For most couples, this would be thin gruel for a contretemps. But my sister is a bibliophile and married a man of similar passions. They had just completed a house renovation, a feature of which was a magnificent bookshelf that spanned two floors. All had gone well as they placed their novels, histories, memoirs. But schism had arisen over the biographies. She wanted to shelve them alpha by subject, on the grounds that she wouldn’t necessarily be able to recall the author’s name. (Since she is, herself, a biographer, this view seemed both pragmatic and un-self-aggrandising.) But that notion was anathema to her husband, who wanted to follow proper library practice.
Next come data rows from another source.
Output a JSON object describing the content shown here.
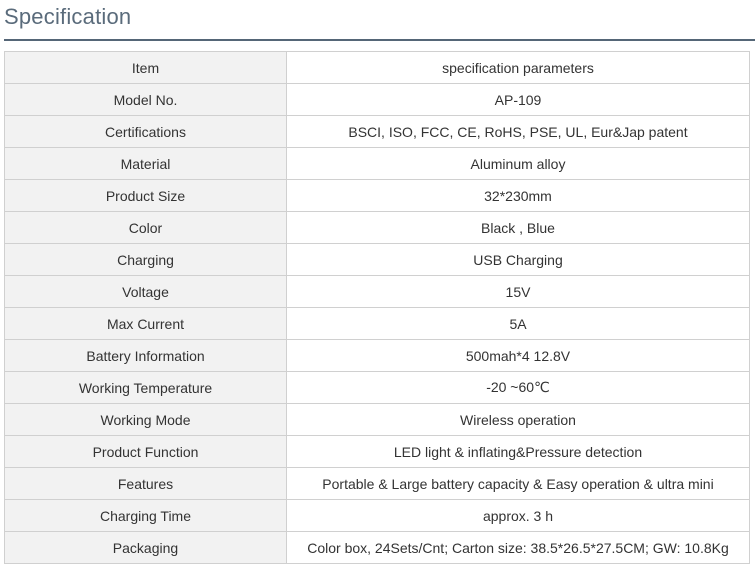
{
  "page": {
    "title": "Specification"
  },
  "table": {
    "header": {
      "item": "Item",
      "param": "specification parameters"
    },
    "rows": [
      {
        "item": "Model No.",
        "value": "AP-109"
      },
      {
        "item": "Certifications",
        "value": "BSCI, ISO, FCC, CE, RoHS, PSE, UL, Eur&Jap patent"
      },
      {
        "item": "Material",
        "value": "Aluminum alloy"
      },
      {
        "item": "Product Size",
        "value": "32*230mm"
      },
      {
        "item": "Color",
        "value": "Black , Blue"
      },
      {
        "item": "Charging",
        "value": "USB Charging"
      },
      {
        "item": "Voltage",
        "value": "15V"
      },
      {
        "item": "Max Current",
        "value": "5A"
      },
      {
        "item": "Battery Information",
        "value": "500mah*4 12.8V"
      },
      {
        "item": "Working Temperature",
        "value": "-20 ~60℃"
      },
      {
        "item": "Working Mode",
        "value": "Wireless operation"
      },
      {
        "item": "Product Function",
        "value": "LED light & inflating&Pressure detection"
      },
      {
        "item": "Features",
        "value": "Portable & Large battery capacity & Easy operation & ultra mini"
      },
      {
        "item": "Charging Time",
        "value": "approx. 3 h"
      },
      {
        "item": "Packaging",
        "value": "Color box, 24Sets/Cnt; Carton size: 38.5*26.5*27.5CM; GW: 10.8Kg"
      }
    ]
  }
}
Heated words had been exchanged.
I’ve had a frank exchange of views on this topic with my own girlfriend, although tempers and conversational temperature remained in check and unheated, respectively. Apparently she considers my method a benevolent sort of madness, though she finds it cruelly amusing to occasionally threaten to organize my shelves by alphabetical order when I’m not around.
You see, I combine a certain aesthetic rigidity with its polar opposite, a full-blown touchy-feely mysticism. On any given shelf, a certain pattern will be unerringly followed: tallest books on the ends, sloping gently down to the shortest books in the middle. All other schematics, such as author’s name, book title, or subject matter, are absolutely subordinate to this rule. Occasionally, I’ll attempt to group a single author’s works together, but if doing so would disrupt the even, proportional harmony of tall-to-short, then they’ll just have to settle for sharing the same shelf.
Over the years, I got new bookcases as the need presented itself, and proceeded to fill them chronologically; i.e., books went on the shelf in order of purchase. Glancing over a shelf could trigger a strong memory of, say, the winter of 2002, seeing all the associated reading material of that time period arranged together (and if I were a frustrated lit major, this would be the place to insert a Pretentious Proust Reference). Most of my bookcases were either mismatched secondhand-shop orphans, or affordable big-box particle-board types.
But several years ago, I inherited two beautiful handmade walnut cases as a housewarming gift. Their superior quality and irresistible symmetry dovetailed perfectly with their placement in the great room, and so I did something uncharacteristically bold and radical — I rearranged my books in order to house all my favorites within them. I imagined these shelves as conversation pieces — leaving aside the fact that I rarely have visitors, let alone visitors who share my reading taste, but never mind all that, just humor me here — and thought: which books best combine aesthetic appeal with substance? Which arrangement would both catch the eye and stimulate the brain of any casual browser?
And so I began the laborious process of choosing sentimental favorites and arranging them together in new tall-to-short relationships, seeking to feel some sort of poetic feng shui as I casually ran my eye over them. Once things were arranged to my liking, I committed them to my intermittent eidetic memory, only making the occasional changes after rigorous consideration. Really, I consider this discipline to be akin to bonsai sculpture; I’m just using tree byproducts rather than actual trees.
Yesterday, when I wanted to quote the epigraph to Ray Bradbury’s The October Country, I went to the spot where it had always been — in the middle of the second shelf down, on the white bookcase beside my bed. It wasn’t there. It wasn’t on any of the shelves in that case. A couple of her books were in that spot, in fact. I finally found it in one of the bookcases out in the great room. It was arranged by size, in the middle along with other mass-market paperbacks, but still… “Do you remember moving it there?” she asked, the picture of innocence. “No,” I replied, though now I’m not as sure.
I’ve got my eye on her now. I suspect gaslighting.